Structurally, the novel is innovative. In addition to rotating voices, Hernandez uses emails between Ms Hina and her supervisor to reveal how power and privilege operate in the workplace. Ms Hina’s workbook notes and email correspondence create a three-dimensional portrait of a complex woman dedicated to her job and anchored in her commitment to the community. We root for Ms Hina and are horrified by the passive-aggressive communication from her boss. The uncertainty of her employment situation lends this particular storyline a palpable tension that builds over the course of the book.
My only small quibble with Scarborough is the occasionally awkward tone of a couple of the younger voices, particularly Laura, who sounds almost too eerily self-aware for such a young child. Any author writing adult fiction and providing first person commentary from children has to make particular choices about voice. Err on one side, and the voice becomes naïve and cliché. On the other, the voice sounds inauthentic. Hernandez does a great job generally — in particular with Bing, but at times the wise and eloquent reflections of Laura and others are at odds with their observed actions.
None of this, however, takes away from Hernandez’s success. This is a novel that will be rightly celebrated by folks in Scarborough and further afield. It’s a celebration of community, a sensitive and compassionate portrayal of how lives are irrevocably changed, moment by moment, through small acts of kindness or cruelty. It’s a novel that deserves to be read widely.
Trevor Corkum's fiction, nonfiction, essays, and reviews appear frequently across Canada. Among other honours, his work has been previously longlisted for both the CBC Short Story and CBC Nonfiction Prizes, was named a finalist for the Western Magazine Award for Personal Journalism and the 2016 National Magazine Award for Fiction, and has appeared in the prestigious Journey Prize anthology.

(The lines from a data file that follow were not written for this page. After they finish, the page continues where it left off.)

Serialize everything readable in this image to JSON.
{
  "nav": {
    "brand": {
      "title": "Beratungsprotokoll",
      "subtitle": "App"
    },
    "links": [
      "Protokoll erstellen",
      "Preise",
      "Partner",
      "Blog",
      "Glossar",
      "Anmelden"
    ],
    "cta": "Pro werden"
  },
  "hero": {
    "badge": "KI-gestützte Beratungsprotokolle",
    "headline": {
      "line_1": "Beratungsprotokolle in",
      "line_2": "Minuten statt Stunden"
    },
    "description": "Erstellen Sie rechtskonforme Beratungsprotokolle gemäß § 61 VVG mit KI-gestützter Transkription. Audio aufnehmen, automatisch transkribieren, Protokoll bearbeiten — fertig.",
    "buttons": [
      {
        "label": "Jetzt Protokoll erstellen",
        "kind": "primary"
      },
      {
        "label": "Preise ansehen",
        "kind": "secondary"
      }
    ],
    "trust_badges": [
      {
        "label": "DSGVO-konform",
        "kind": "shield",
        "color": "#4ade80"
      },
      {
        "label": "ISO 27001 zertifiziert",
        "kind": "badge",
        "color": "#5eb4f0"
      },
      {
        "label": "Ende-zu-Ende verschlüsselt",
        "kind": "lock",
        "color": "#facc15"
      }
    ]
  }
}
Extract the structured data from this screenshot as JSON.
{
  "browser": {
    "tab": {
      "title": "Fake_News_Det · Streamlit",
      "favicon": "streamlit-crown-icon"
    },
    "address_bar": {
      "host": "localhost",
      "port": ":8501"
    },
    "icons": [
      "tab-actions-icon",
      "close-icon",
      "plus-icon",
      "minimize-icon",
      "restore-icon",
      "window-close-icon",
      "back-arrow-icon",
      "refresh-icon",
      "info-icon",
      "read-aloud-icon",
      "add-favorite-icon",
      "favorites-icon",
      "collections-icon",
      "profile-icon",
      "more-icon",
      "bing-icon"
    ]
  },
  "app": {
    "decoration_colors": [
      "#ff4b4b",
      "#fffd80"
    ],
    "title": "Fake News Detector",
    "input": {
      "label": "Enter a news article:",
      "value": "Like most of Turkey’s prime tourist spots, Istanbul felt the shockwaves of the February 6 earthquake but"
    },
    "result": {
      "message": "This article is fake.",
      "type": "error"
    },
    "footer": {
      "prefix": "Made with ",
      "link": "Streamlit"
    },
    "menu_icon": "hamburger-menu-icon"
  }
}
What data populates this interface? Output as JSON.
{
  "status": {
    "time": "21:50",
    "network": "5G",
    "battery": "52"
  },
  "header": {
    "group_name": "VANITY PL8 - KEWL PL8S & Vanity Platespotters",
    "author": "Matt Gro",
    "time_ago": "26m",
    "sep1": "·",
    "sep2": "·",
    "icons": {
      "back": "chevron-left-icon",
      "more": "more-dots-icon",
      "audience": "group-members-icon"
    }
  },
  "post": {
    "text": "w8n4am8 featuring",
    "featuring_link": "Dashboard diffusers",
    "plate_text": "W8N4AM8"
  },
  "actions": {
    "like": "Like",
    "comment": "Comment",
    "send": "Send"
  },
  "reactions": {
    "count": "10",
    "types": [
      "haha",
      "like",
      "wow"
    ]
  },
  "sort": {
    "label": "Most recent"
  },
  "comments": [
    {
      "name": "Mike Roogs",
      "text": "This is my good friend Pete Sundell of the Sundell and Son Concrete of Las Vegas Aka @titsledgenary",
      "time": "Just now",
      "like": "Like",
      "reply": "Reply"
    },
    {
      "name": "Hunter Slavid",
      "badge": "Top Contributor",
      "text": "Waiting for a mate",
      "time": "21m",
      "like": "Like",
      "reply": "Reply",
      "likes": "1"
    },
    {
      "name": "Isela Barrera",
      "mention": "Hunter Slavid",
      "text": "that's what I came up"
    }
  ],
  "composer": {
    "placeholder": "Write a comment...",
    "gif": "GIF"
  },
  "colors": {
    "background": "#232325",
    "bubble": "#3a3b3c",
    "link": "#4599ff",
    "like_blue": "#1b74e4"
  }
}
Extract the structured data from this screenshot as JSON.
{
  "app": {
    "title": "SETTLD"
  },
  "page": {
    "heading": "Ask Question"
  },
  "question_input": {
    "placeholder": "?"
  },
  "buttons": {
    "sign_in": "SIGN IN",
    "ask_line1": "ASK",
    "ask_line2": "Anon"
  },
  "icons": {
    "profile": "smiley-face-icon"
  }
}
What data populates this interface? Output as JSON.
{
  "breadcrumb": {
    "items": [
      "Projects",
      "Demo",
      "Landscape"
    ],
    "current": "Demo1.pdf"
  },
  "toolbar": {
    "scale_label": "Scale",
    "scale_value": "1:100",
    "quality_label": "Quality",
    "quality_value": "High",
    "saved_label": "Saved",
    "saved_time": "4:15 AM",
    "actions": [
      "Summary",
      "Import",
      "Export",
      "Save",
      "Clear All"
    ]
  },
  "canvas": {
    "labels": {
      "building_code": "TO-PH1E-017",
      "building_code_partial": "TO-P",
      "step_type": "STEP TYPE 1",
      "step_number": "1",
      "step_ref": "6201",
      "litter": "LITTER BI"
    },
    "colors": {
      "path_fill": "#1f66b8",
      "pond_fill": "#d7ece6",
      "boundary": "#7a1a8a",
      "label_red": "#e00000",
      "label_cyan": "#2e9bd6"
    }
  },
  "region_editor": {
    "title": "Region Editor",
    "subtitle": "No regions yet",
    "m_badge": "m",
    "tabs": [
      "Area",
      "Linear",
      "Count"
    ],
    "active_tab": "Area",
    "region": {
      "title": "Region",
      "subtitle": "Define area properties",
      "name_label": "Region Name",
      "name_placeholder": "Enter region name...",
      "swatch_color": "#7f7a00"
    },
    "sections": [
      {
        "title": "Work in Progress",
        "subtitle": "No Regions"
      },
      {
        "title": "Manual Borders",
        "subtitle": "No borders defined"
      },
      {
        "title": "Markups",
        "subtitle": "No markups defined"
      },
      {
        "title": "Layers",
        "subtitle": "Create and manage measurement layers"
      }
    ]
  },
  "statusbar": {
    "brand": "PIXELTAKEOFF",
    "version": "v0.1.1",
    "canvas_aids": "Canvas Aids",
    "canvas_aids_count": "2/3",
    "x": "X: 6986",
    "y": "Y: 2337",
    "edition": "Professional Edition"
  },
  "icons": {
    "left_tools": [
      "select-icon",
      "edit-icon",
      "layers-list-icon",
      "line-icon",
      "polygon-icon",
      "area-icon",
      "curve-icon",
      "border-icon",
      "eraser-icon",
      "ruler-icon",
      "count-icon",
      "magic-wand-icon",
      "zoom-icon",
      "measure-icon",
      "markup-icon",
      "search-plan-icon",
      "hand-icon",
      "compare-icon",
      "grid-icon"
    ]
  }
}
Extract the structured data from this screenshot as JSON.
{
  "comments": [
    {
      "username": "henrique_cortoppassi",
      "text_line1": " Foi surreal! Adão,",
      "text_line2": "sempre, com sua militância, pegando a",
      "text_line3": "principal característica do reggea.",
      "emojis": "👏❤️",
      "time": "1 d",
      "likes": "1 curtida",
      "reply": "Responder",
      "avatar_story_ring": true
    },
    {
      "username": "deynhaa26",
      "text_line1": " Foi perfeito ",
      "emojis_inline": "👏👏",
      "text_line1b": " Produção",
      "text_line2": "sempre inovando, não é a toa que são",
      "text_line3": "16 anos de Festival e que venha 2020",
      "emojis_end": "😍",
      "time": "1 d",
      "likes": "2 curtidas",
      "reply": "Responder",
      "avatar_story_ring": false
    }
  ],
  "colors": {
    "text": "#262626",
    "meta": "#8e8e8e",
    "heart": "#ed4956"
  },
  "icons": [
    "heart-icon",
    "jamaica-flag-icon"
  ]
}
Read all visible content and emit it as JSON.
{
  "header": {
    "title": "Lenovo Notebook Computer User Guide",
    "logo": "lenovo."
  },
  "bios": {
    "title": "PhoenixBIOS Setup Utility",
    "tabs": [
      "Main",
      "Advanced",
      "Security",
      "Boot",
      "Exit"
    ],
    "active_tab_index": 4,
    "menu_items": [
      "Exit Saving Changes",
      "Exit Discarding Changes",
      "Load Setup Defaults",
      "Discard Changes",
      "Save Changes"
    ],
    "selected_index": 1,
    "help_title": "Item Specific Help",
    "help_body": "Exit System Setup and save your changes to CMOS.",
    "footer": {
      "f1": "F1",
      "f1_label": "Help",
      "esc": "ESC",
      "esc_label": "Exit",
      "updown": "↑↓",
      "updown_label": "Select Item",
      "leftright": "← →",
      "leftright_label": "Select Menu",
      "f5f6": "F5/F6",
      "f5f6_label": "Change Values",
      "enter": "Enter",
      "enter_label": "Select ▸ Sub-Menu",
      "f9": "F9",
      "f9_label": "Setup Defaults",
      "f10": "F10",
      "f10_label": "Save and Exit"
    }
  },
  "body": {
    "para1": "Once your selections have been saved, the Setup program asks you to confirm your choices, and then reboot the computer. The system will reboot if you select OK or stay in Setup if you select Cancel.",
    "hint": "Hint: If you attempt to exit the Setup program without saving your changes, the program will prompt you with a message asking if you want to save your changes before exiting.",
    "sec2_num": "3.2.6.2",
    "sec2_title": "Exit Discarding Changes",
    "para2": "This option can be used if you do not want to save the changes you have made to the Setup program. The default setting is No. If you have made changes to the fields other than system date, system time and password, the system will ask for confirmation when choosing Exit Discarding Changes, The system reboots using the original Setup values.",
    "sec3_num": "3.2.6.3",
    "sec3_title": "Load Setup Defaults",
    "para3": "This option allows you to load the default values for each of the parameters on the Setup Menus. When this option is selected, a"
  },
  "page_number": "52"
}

Originally from the East Coast, he now works as a researcher, writing instructor, and consultant in Toronto, where he also runs a popular author interview series called The Chat on 49thShelf.com. He is the 2017 Writer/Alumni-in-Residence at Pearson United World College in Victoria, BC. His novel The Electric Boy is forthcoming with Doubleday Canada.